Want to know the difference between a domestic patio heater and a commercial heater?

It’s a grey area trying to work out what a commercial patio heater is compared to a standard domestic patio heater and also if you need commercial quality or will domestic do just as well?  The problem is that from distance they are both the same height, work the same and look the same. So here are the things to look for on commercial patio heaters.

Steel used in manufacture of patio heaters

The majority of domestic stainless steel patio heaters will have a very shiny finish, the stainless steel grade will be 202 grade or lower which is just above corrosion resistance.  This is used on the housing (bit around the cylinder) and pole.  Bases can be the same but most often they are either plastic or steel with a paint finish.  The burner on domestic is just tin plated or chrome.

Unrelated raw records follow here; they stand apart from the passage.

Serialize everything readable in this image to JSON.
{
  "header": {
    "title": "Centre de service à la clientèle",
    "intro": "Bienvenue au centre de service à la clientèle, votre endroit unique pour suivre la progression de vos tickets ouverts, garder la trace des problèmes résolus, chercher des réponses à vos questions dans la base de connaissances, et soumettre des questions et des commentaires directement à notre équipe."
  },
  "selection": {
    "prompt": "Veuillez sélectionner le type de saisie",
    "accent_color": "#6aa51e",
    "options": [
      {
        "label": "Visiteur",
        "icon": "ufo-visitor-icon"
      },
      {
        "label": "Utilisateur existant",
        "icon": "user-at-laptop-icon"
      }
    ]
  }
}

Commercial heaters use either 304 or 316 marine grade stainless steel which in the majority of heaters is a brushed finish giving more professional look that will not show up marks and dings.  This higher grade of stainless steel is used on all parts including the burner to ensure a perfect match.  For areas close to the sea, corrosion from sea spray or saline fog is a major problem, higher grade stainless steel will last much longer.  Inland areas may be less problematic to salt, however a tin/chrome burner fitted on domestic heaters will still corrode but instead of a few months it might get up to 15 months life expectancy.

Patio heater components

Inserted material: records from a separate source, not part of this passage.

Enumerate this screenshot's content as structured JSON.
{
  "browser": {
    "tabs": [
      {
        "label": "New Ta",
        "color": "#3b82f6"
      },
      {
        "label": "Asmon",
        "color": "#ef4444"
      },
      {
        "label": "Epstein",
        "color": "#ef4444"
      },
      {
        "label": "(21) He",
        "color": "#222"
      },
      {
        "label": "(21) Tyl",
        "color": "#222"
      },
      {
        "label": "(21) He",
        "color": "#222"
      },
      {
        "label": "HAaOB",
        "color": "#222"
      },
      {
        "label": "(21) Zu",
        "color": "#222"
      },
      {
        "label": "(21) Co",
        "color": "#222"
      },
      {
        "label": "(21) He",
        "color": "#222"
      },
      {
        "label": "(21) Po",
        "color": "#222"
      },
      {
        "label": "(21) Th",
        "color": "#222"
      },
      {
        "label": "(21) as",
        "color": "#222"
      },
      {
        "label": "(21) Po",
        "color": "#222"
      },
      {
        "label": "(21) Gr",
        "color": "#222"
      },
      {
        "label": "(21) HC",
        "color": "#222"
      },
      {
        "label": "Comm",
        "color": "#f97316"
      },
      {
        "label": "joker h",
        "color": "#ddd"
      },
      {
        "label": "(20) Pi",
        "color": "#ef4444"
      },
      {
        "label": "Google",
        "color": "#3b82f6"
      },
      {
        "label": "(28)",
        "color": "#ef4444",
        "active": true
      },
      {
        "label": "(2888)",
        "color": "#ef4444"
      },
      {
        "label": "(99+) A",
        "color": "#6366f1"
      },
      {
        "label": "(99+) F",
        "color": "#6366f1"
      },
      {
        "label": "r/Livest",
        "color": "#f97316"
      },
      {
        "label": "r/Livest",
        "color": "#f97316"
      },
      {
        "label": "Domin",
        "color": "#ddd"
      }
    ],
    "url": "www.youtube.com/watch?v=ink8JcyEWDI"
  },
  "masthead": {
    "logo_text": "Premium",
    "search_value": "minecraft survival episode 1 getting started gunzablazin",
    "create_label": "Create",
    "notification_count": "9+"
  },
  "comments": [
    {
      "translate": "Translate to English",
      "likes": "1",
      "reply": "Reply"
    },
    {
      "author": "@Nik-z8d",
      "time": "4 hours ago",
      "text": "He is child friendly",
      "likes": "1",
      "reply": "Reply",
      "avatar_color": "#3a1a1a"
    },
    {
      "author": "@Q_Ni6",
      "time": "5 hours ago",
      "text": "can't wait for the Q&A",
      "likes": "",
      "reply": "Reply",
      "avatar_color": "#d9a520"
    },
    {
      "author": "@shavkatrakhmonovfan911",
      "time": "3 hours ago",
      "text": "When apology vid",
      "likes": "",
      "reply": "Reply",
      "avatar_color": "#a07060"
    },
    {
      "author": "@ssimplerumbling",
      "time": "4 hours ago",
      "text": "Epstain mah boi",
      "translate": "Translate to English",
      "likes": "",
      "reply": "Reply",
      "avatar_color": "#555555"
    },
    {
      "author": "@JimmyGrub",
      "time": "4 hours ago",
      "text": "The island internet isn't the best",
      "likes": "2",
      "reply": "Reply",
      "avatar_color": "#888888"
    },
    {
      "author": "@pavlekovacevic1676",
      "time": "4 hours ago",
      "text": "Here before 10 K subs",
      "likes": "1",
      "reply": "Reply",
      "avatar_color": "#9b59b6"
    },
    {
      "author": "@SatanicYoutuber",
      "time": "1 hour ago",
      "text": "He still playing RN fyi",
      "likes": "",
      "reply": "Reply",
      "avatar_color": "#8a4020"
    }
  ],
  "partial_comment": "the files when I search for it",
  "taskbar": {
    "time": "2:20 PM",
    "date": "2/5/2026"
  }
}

Inside the burner are the working, a thermocouple, tilt switch, gas valve, leads and mantle.  Domestic patio heaters use an all in one thermocouple/tilt assembly to save production time and costs.  These are much thinner with a typical life of 1 to 2 years before replacing. The gas valves are a lower grade with a simple bracket fitting.

On a commercial burner the thermocouple is a single heavy duty connection, this is a more complicated way but longer lasting giving as much as 4 times the quality and life. You have to remember that within a commercial environment these heavy duty burners run for 8 hours at a time and 7 days a week.  Commercial premises don’t want to keep changing the thermocouple every few weeks so they have to be up to the job.  If you put a domestic thermocouple in a commercial heater it would last 3 to 6 months max.

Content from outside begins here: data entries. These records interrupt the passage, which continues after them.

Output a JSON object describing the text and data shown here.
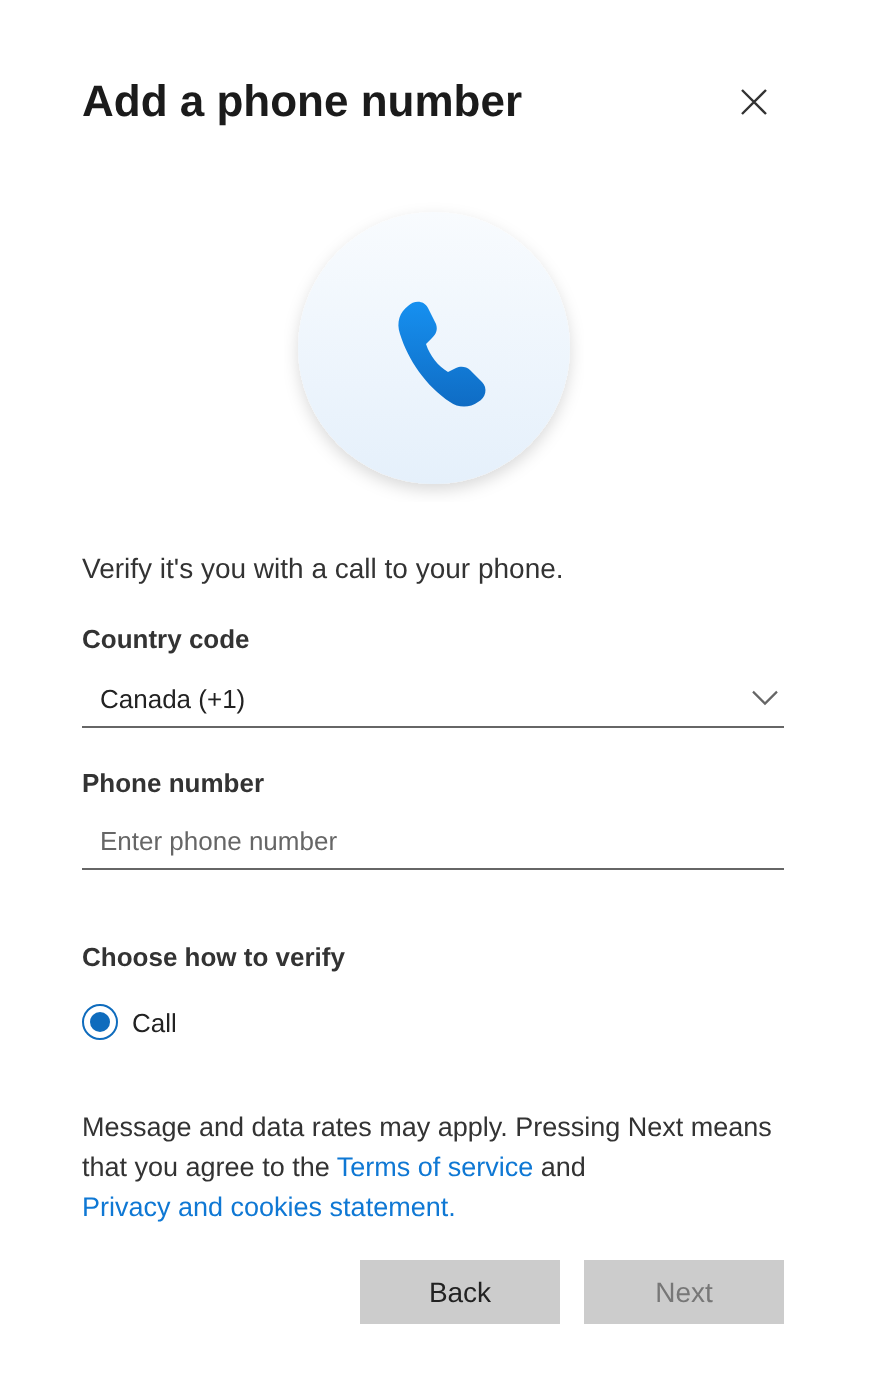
{
  "dialog": {
    "title": "Add a phone number"
  },
  "intro": "Verify it's you with a call to your phone.",
  "country": {
    "label": "Country code",
    "value": "Canada (+1)"
  },
  "phone": {
    "label": "Phone number",
    "placeholder": "Enter phone number"
  },
  "verify": {
    "label": "Choose how to verify",
    "options": [
      {
        "label": "Call",
        "selected": true
      }
    ]
  },
  "legal": [
    {
      "kind": "text",
      "text": "Message and data rates may apply. Pressing Next means that you agree to the "
    },
    {
      "kind": "link",
      "text": "Terms of service"
    },
    {
      "kind": "text",
      "text": " and "
    },
    {
      "kind": "link",
      "text": "Privacy and cookies statement."
    }
  ],
  "buttons": [
    {
      "label": "Back",
      "disabled": false
    },
    {
      "label": "Next",
      "disabled": true
    }
  ]
}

commercial patio heater versus domestic

Commercial Versus Domestic Patio Heaters

Both patio heaters look very similar

From the picture above you’ll not see much difference apart that the domestic patio heater has a drinks table. Insurance and fire regulations in many commercial premises will not permit drinks table just in case someone whose has drunk a little too much nectar decides to lean heavily on the drinks table, the outcome may not end well!  Take a look at the wheels this gives a hint of a clue which is the more robust. From afar they just look the same but up close it does become clear but only side by side.  If you saw one on its own it is difficult to tell.

Which patio heater is best?

It’s all down to how you want to use your patio heater.  For normal garden use a domestic patio heater is brilliant, it will do everything you want and work just the same as the ones in pubs. You really don’t need the extra heavy duty unless you really want the very best, and many do!  But, for a pub life a domestic patio heater will need more maintenance and cannot be moved on a daily basis without some serious wear and tear resulting in a tatty looking heater.

So if you know how and where you are going to use your patio heater it’s just a matter of deciding on the budget or is it.  There are rogue traders offering patio heaters with 75% off, so you might think it’s a commercial heater with a big discount – wrong.  These are just dodgy traders offering domestic heaters with an inflated or made up RSP and claiming to offer 75% off the ticket.  The reality is these heaters are worth far less than they sell them for, so it’s a double con. Rogue traders use pop up web sites and change trading names when the law catches up with them, so do your research and ask the questions, that way you can work out what you are buying and if it’s the right patio heater and right for you. And one last thing, all patio heaters need spare parts, if the seller doesn’t supply spares, offer support and back-up then you know where you stand, when the patio heater goes wrong it will be down to the tip!  Save time and don’t waste your money on tin heaters, direct factory supply will give good advice, support and cost less to buy and run than many of those here today gone tomorrow deal.